I am one lucky YAV. I was just graced with a visit from my family--10 days with Mom, Susie, Nathan and Hanna. It doesn't get any better than that!
We were VERY busy. They flew into Incheon Airport, and then we stayed for 3 days in Seoul. We went to temples, palaces, shrines, shopping districts, the War Memorial, huge markets, and some tasty restaurants. Susie and I celebrated our 25th birthday together in Seoul.
Susie with her first Korean meal.
Mom and Susie and Gyeongbuk Palace.
Sus and Hanna at Cheonggycheon stream in Seoul
At the War Memorial of Korea.
Mom with National Treasure #2 in Tapgol Park, Seoul
From Seoul, we bussed to Seoraksan, one of the highest, most popular, and most beautiful mountain areas in Seoul. It was truly stunning. We did several hikes, saw a temple, went up the cable car, and saw waterfalls and caves. Truly one of the most beautiful places I have ever experienced, and because it is still quite early in the season, we almost had the park to ourselves.
We then came back to Daejeon and I was pleased to be able to show my family my work centers, my house, the Hannam University campus, and my friends. Susie, Hanna and I went to a jimjillbang--one of the Korean spas--where I treated Hanna and Susie to a vicious scrub-down by a Korean lady in her underwear. We visited the art museums, downtown area, and arboretum.
A Korean lunch with the family, Simon, Haejung, and Katie.
At my work, Seomna Center, with one of the teachers.
At the Daejeon arboretum, in the rain.
Finally, we spent a few days in Busan on the southeast Korean coast. We checked out the humongous department store, ate a picnic at the water's edge, witnessed a Korean drumming performance, went to the UN Memorial Cemetery, oogled some fish at Jagalchi market--Korea's largest fish market--and attended a baseball game at "Korea's Mecca for baseball."

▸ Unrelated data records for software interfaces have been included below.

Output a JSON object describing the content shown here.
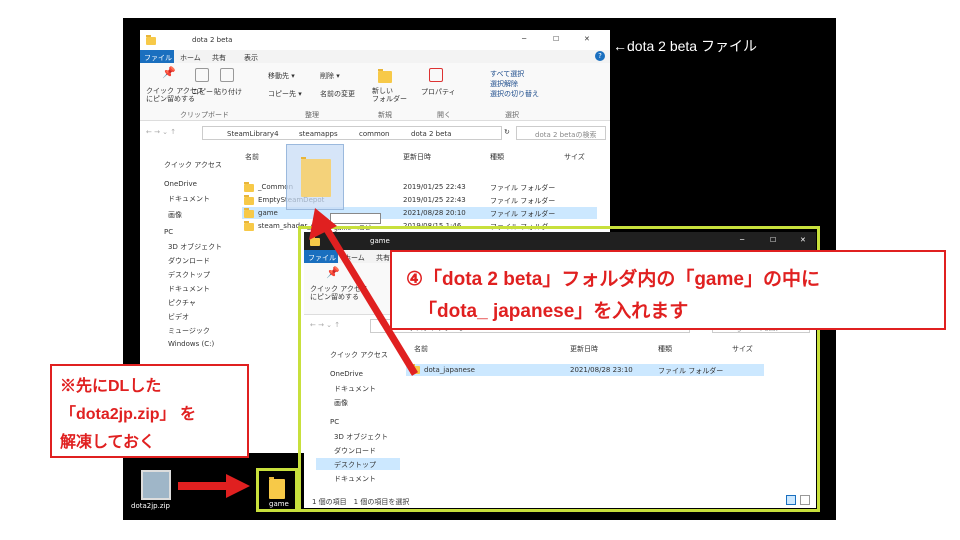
{
  "annotations": {
    "file_label": "←dota 2 beta ファイル",
    "instruction_line1": "④「dota 2 beta」フォルダ内の「game」の中に",
    "instruction_line2": "「dota_ japanese」を入れます",
    "note_line1": "※先にDLした",
    "note_line2": "「dota2jp.zip」 を",
    "note_line3": "解凍しておく",
    "copy_tooltip": "game へコピー",
    "accent_red": "#e02020",
    "highlight_yellow": "#c8e03c"
  },
  "back_window": {
    "title": "dota 2 beta",
    "title_controls": [
      "─",
      "☐",
      "✕"
    ],
    "tabs": [
      "ファイル",
      "ホーム",
      "共有",
      "表示"
    ],
    "ribbon": {
      "pin_label": "クイック アクセス\nにピン留めする",
      "copy_label": "コピー",
      "paste_label": "貼り付け",
      "group_clipboard": "クリップボード",
      "move_to": "移動先 ▾",
      "copy_to": "コピー先 ▾",
      "delete": "削除 ▾",
      "rename": "名前の変更",
      "group_organize": "整理",
      "new_folder": "新しい\nフォルダー",
      "group_new": "新規",
      "properties": "プロパティ",
      "group_open": "開く",
      "select_all": "すべて選択",
      "select_none": "選択解除",
      "invert_select": "選択の切り替え",
      "group_select": "選択"
    },
    "address": {
      "path": [
        "SteamLibrary4",
        "steamapps",
        "common",
        "dota 2 beta"
      ],
      "search_placeholder": "dota 2 betaの検索"
    },
    "nav": [
      "クイック アクセス",
      "OneDrive",
      "ドキュメント",
      "画像",
      "PC",
      "3D オブジェクト",
      "ダウンロード",
      "デスクトップ",
      "ドキュメント",
      "ピクチャ",
      "ビデオ",
      "ミュージック",
      "Windows (C:)"
    ],
    "columns": [
      "名前",
      "更新日時",
      "種類",
      "サイズ"
    ],
    "rows": [
      {
        "name": "_Common",
        "date": "2019/01/25 22:43",
        "type": "ファイル フォルダー"
      },
      {
        "name": "EmptySteamDepot",
        "date": "2019/01/25 22:43",
        "type": "ファイル フォルダー"
      },
      {
        "name": "game",
        "date": "2021/08/28 20:10",
        "type": "ファイル フォルダー"
      },
      {
        "name": "steam_shader_cache",
        "date": "2019/08/15 1:46",
        "type": "ファイル フォルダー"
      }
    ]
  },
  "front_window": {
    "title": "game",
    "title_controls": [
      "─",
      "☐",
      "✕"
    ],
    "tabs": [
      "ファイル",
      "ホーム",
      "共有"
    ],
    "pin_label": "クイック アクセス\nにピン留めする",
    "address": {
      "path": [
        "PC",
        "デスクトップ",
        "game"
      ],
      "search_placeholder": "gameの検索"
    },
    "nav": [
      "クイック アクセス",
      "OneDrive",
      "ドキュメント",
      "画像",
      "PC",
      "3D オブジェクト",
      "ダウンロード",
      "デスクトップ",
      "ドキュメント"
    ],
    "columns": [
      "名前",
      "更新日時",
      "種類",
      "サイズ"
    ],
    "rows": [
      {
        "name": "dota_japanese",
        "date": "2021/08/28 23:10",
        "type": "ファイル フォルダー"
      }
    ],
    "status": "1 個の項目　1 個の項目を選択"
  },
  "desktop": {
    "zip_label": "dota2jp.zip",
    "folder_label": "game"
  }
}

Sus at the ballgame.
Family, thanks for coming! What a great time. Can't wait to see you again in a little under 3 months!
I don't care how poor a man is; if he has family, he's rich. ~Dan Wilcox and Thad Mumford, "Identity Crisis," M*A*S*H